# WHAT YOU SHOULD DO
The required output is a copy of each line in the material below that includes "JSON".

(INPUT MATERIAL)

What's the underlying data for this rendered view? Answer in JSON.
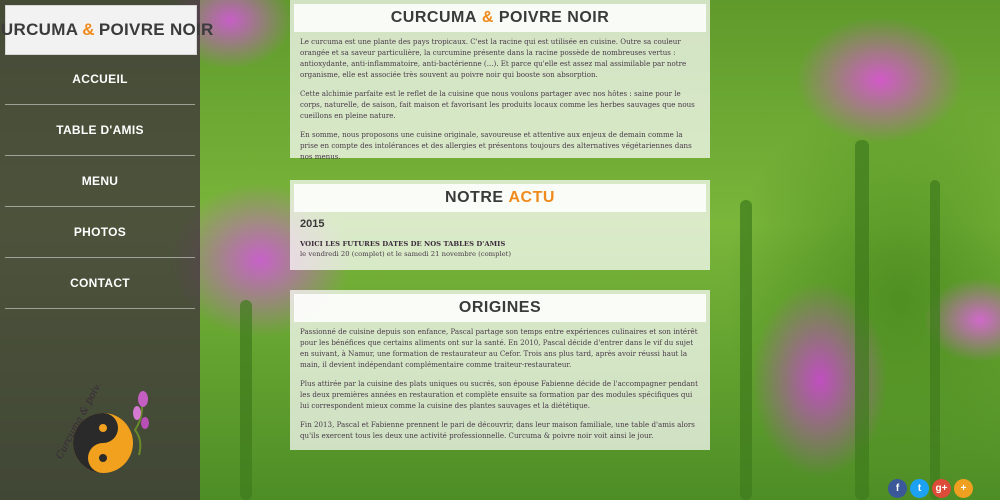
{
  "brand": {
    "part1": "CURCUMA",
    "amp": "&",
    "part2": "POIVRE NOIR"
  },
  "nav": [
    {
      "label": "ACCUEIL"
    },
    {
      "label": "TABLE D'AMIS"
    },
    {
      "label": "MENU"
    },
    {
      "label": "PHOTOS"
    },
    {
      "label": "CONTACT"
    }
  ],
  "logo": {
    "text": "Curcuma & poivre noir"
  },
  "intro": {
    "title_part1": "CURCUMA",
    "title_amp": "&",
    "title_part2": "POIVRE NOIR",
    "paragraphs": [
      "Le curcuma est une plante des pays tropicaux. C'est la racine qui est utilisée en cuisine. Outre sa couleur orangée et sa saveur particulière, la curcumine présente dans la racine possède de nombreuses vertus : antioxydante, anti-inflammatoire, anti-bactérienne (...). Et parce qu'elle est assez mal assimilable par notre organisme, elle est associée très souvent au poivre noir qui booste son absorption.",
      "Cette alchimie parfaite est le reflet de la cuisine que nous voulons partager avec nos hôtes : saine pour le corps, naturelle, de saison, fait maison et favorisant les produits locaux comme les herbes sauvages que nous cueillons en pleine nature.",
      "En somme, nous proposons une cuisine originale, savoureuse et attentive aux enjeux de demain comme la prise en compte des intolérances et des allergies et présentons toujours des alternatives végétariennes dans nos menus."
    ]
  },
  "actu": {
    "title_part1": "NOTRE",
    "title_part2": "ACTU",
    "year": "2015",
    "news_title": "VOICI LES FUTURES DATES DE NOS TABLES D'AMIS",
    "news_body": "le vendredi 20 (complet) et le samedi 21 novembre (complet)"
  },
  "origines": {
    "title": "ORIGINES",
    "paragraphs": [
      "Passionné de cuisine depuis son enfance, Pascal partage son temps entre expériences culinaires et son intérêt pour les bénéfices que certains aliments ont sur la santé. En 2010, Pascal décide d'entrer dans le vif du sujet en suivant, à Namur, une formation de restaurateur au Cefor. Trois ans plus tard, après avoir réussi haut la main, il devient indépendant complémentaire comme traiteur-restaurateur.",
      "Plus attirée par la cuisine des plats uniques ou sucrés, son épouse Fabienne décide de l'accompagner pendant les deux premières années en restauration et complète ensuite sa formation par des modules spécifiques qui lui correspondent mieux comme la cuisine des plantes sauvages et la diététique.",
      "Fin 2013, Pascal et Fabienne prennent le pari de découvrir, dans leur maison familiale, une table d'amis alors qu'ils exercent tous les deux une activité professionnelle. Curcuma & poivre noir voit ainsi le jour."
    ]
  },
  "social": [
    {
      "icon": "facebook-icon",
      "glyph": "f",
      "color": "#3b5998"
    },
    {
      "icon": "twitter-icon",
      "glyph": "t",
      "color": "#1da1f2"
    },
    {
      "icon": "google-plus-icon",
      "glyph": "g+",
      "color": "#dd4b39"
    },
    {
      "icon": "plus-icon",
      "glyph": "+",
      "color": "#f0a020"
    }
  ]
}
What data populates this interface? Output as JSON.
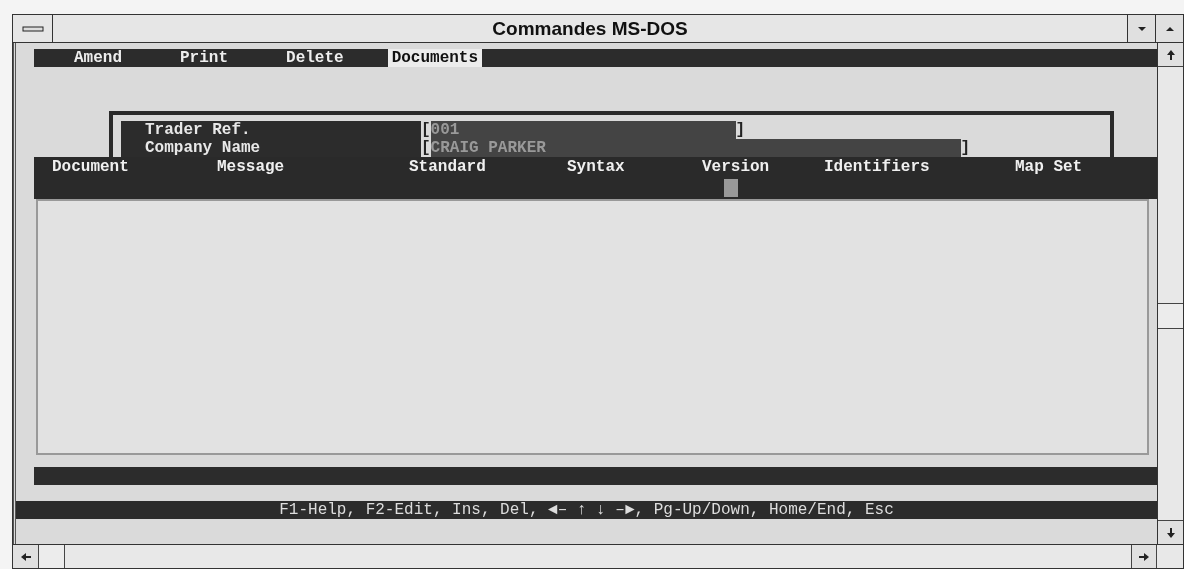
{
  "window": {
    "title": "Commandes MS-DOS"
  },
  "menu": [
    {
      "label": "Amend",
      "selected": false
    },
    {
      "label": "Print",
      "selected": false
    },
    {
      "label": "Delete",
      "selected": false
    },
    {
      "label": "Documents",
      "selected": true
    }
  ],
  "fields": [
    {
      "label": "Trader Ref.",
      "open": "[",
      "value": "001",
      "close": "]",
      "kind": "short"
    },
    {
      "label": "Company Name",
      "open": "[",
      "value": "CRAIG PARKER",
      "close": "]",
      "kind": "long"
    }
  ],
  "table": {
    "columns": [
      "Document",
      "Message",
      "Standard",
      "Syntax",
      "Version",
      "Identifiers",
      "Map Set"
    ]
  },
  "status_bar": "F1-Help, F2-Edit, Ins, Del, ◄– ↑ ↓ –►, Pg-Up/Down, Home/End, Esc"
}
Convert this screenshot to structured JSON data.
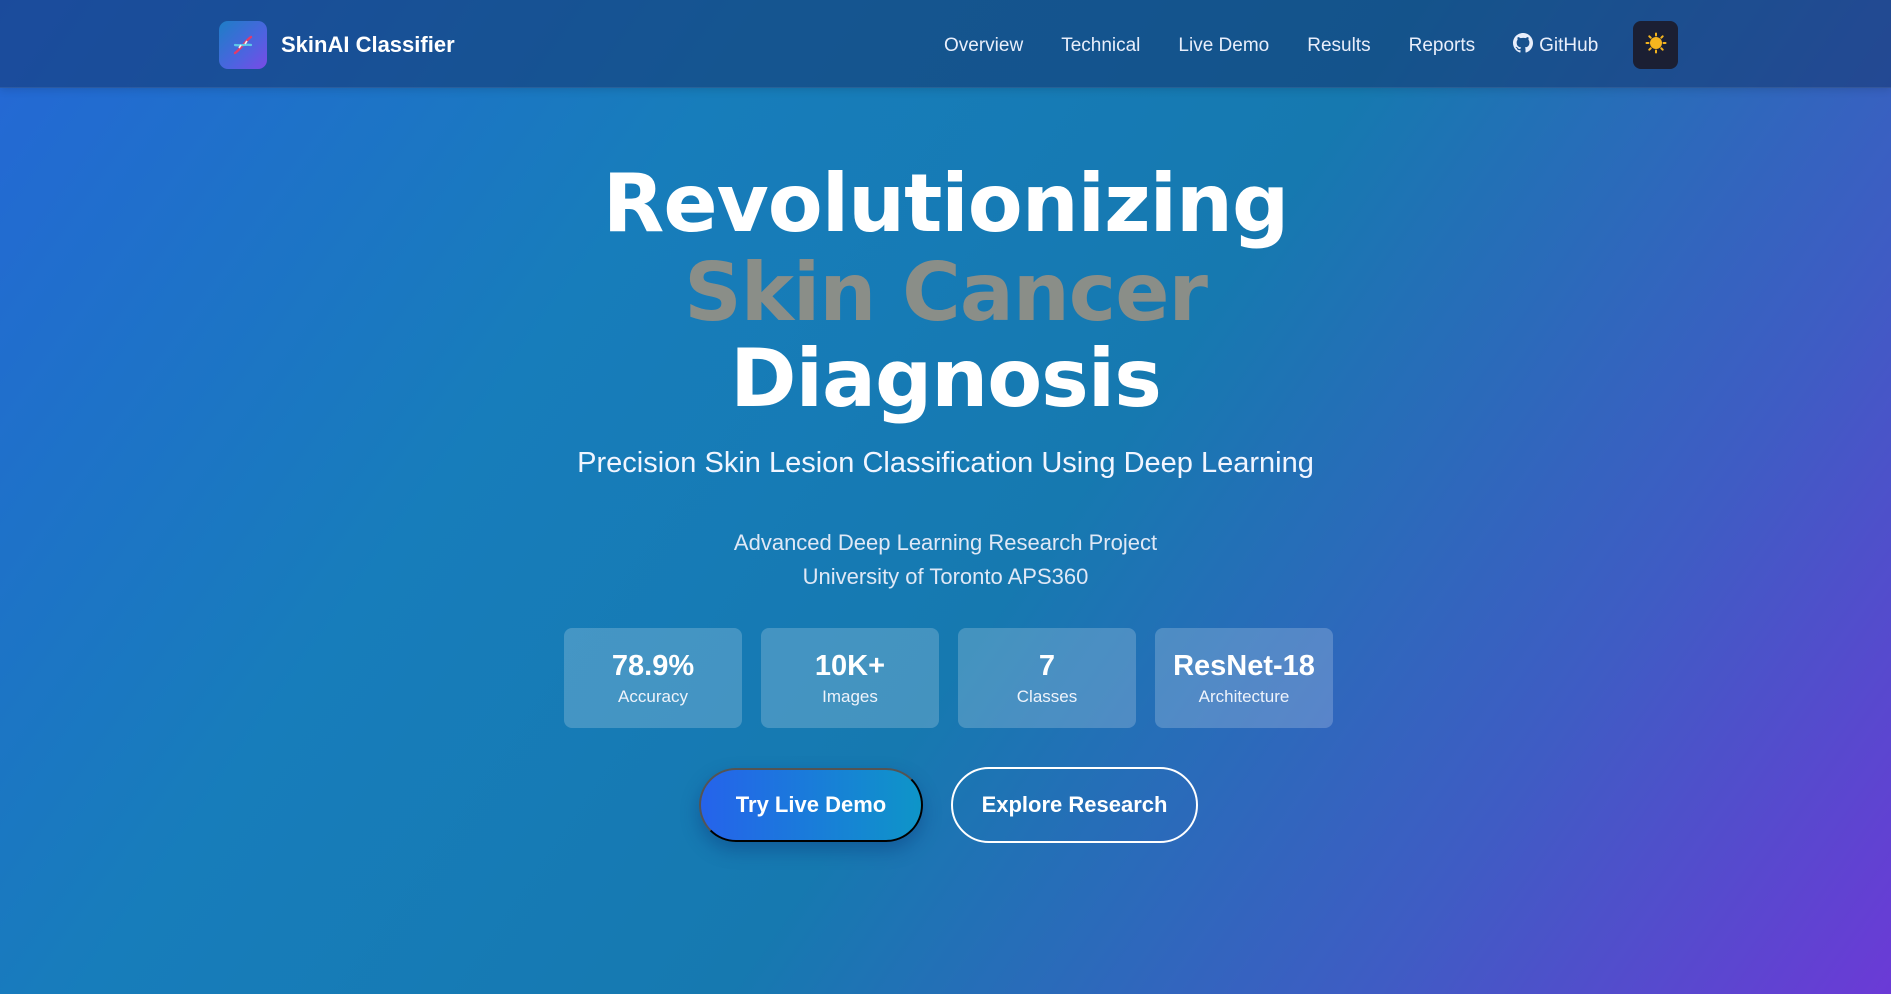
{
  "nav": {
    "brand": "SkinAI Classifier",
    "brand_icon": "dna-icon",
    "links": [
      "Overview",
      "Technical",
      "Live Demo",
      "Results",
      "Reports",
      "GitHub"
    ],
    "github_icon": "github-icon",
    "theme_icon": "sun-icon"
  },
  "hero": {
    "title_line1": "Revolutionizing",
    "title_line2": "Skin Cancer",
    "title_line3": "Diagnosis",
    "subtitle": "Precision Skin Lesion Classification Using Deep Learning",
    "project_line1": "Advanced Deep Learning Research Project",
    "project_line2": "University of Toronto APS360"
  },
  "stats": [
    {
      "value": "78.9%",
      "label": "Accuracy"
    },
    {
      "value": "10K+",
      "label": "Images"
    },
    {
      "value": "7",
      "label": "Classes"
    },
    {
      "value": "ResNet-18",
      "label": "Architecture"
    }
  ],
  "buttons": {
    "primary": "Try Live Demo",
    "secondary": "Explore Research"
  },
  "colors": {
    "accent_blue": "#2563eb",
    "title_highlight": "#8a8e88",
    "theme_toggle_bg": "#1b1f33"
  }
}
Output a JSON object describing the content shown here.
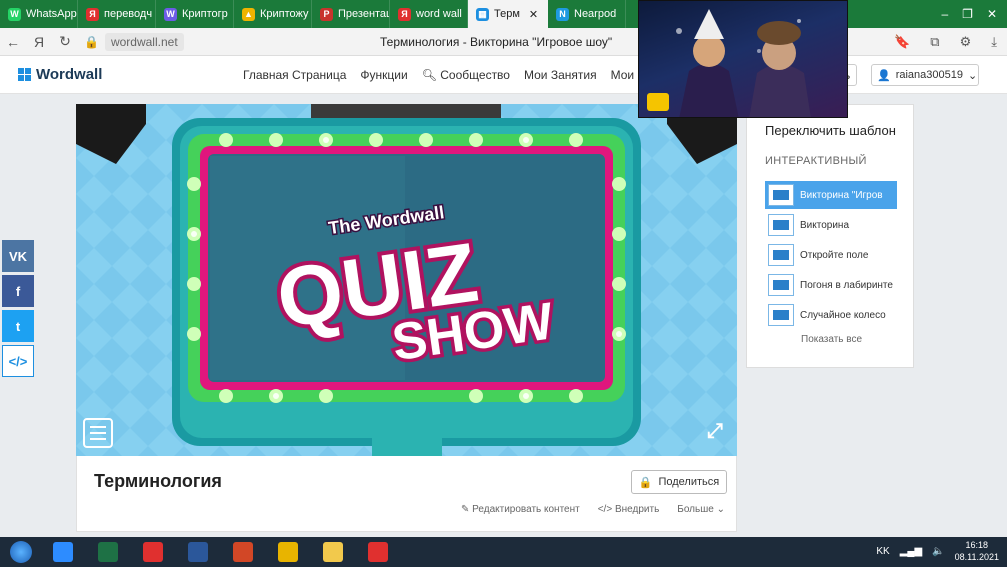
{
  "browser": {
    "tabs": [
      {
        "label": "WhatsApp",
        "color": "#25d366",
        "glyph": "W"
      },
      {
        "label": "переводч",
        "color": "#e0302f",
        "glyph": "Я"
      },
      {
        "label": "Криптогр",
        "color": "#6c5ce7",
        "glyph": "W"
      },
      {
        "label": "Криптожу",
        "color": "#f0b400",
        "glyph": "▲"
      },
      {
        "label": "Презентац",
        "color": "#c8342c",
        "glyph": "P"
      },
      {
        "label": "word wall",
        "color": "#e0302f",
        "glyph": "Я"
      },
      {
        "label": "Терм",
        "color": "#1d8fe0",
        "glyph": "▦"
      },
      {
        "label": "Nearpod",
        "color": "#1e9ae0",
        "glyph": "N"
      }
    ],
    "url": "wordwall.net",
    "page_title": "Терминология - Викторина \"Игровое шоу\""
  },
  "nav": {
    "logo": "Wordwall",
    "links": [
      "Главная Страница",
      "Функции",
      "Сообщество",
      "Мои Занятия",
      "Мои Резуль"
    ],
    "lk_button": "ль",
    "username": "raiana300519"
  },
  "game": {
    "banner_small": "The Wordwall",
    "banner_big1": "QUIZ",
    "banner_big2": "SHOW",
    "colors": {
      "sky": "#7ac8ec",
      "frame": "#2bb3b1",
      "lights": "#8dff6e",
      "magenta": "#e0167d",
      "panel": "#2c6b84"
    }
  },
  "activity": {
    "title": "Терминология",
    "share": "Поделиться",
    "edit": "Редактировать контент",
    "embed": "Внедрить",
    "more": "Больше"
  },
  "sidebar": {
    "header": "Переключить шаблон",
    "section": "ИНТЕРАКТИВНЫЙ",
    "templates": [
      {
        "label": "Викторина \"Игров",
        "active": true
      },
      {
        "label": "Викторина",
        "active": false
      },
      {
        "label": "Откройте поле",
        "active": false
      },
      {
        "label": "Погоня в лабиринте",
        "active": false
      },
      {
        "label": "Случайное колесо",
        "active": false
      }
    ],
    "show_all": "Показать все"
  },
  "social": [
    {
      "name": "vk",
      "glyph": "VK",
      "color": "#4c75a3"
    },
    {
      "name": "facebook",
      "glyph": "f",
      "color": "#3b5998"
    },
    {
      "name": "twitter",
      "glyph": "t",
      "color": "#1da1f2"
    },
    {
      "name": "embed",
      "glyph": "</>",
      "color": "#ffffff"
    }
  ],
  "taskbar": {
    "apps": [
      {
        "name": "zoom",
        "color": "#2d8cff"
      },
      {
        "name": "excel",
        "color": "#1e7145"
      },
      {
        "name": "yandex",
        "color": "#e0302f"
      },
      {
        "name": "word",
        "color": "#2b579a"
      },
      {
        "name": "powerpoint",
        "color": "#d24726"
      },
      {
        "name": "chrome",
        "color": "#e8b400"
      },
      {
        "name": "explorer",
        "color": "#f2c94c"
      },
      {
        "name": "yandex-browser",
        "color": "#e0302f"
      }
    ],
    "lang": "KK",
    "time": "16:18",
    "date": "08.11.2021"
  }
}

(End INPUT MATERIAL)

# TASK RESPONSE
What's the underlying data for this rendered view? Answer in JSON.
What data populates this interface? Output as JSON.
Convert this screenshot to structured JSON data.
Output a JSON object describing the content shown here.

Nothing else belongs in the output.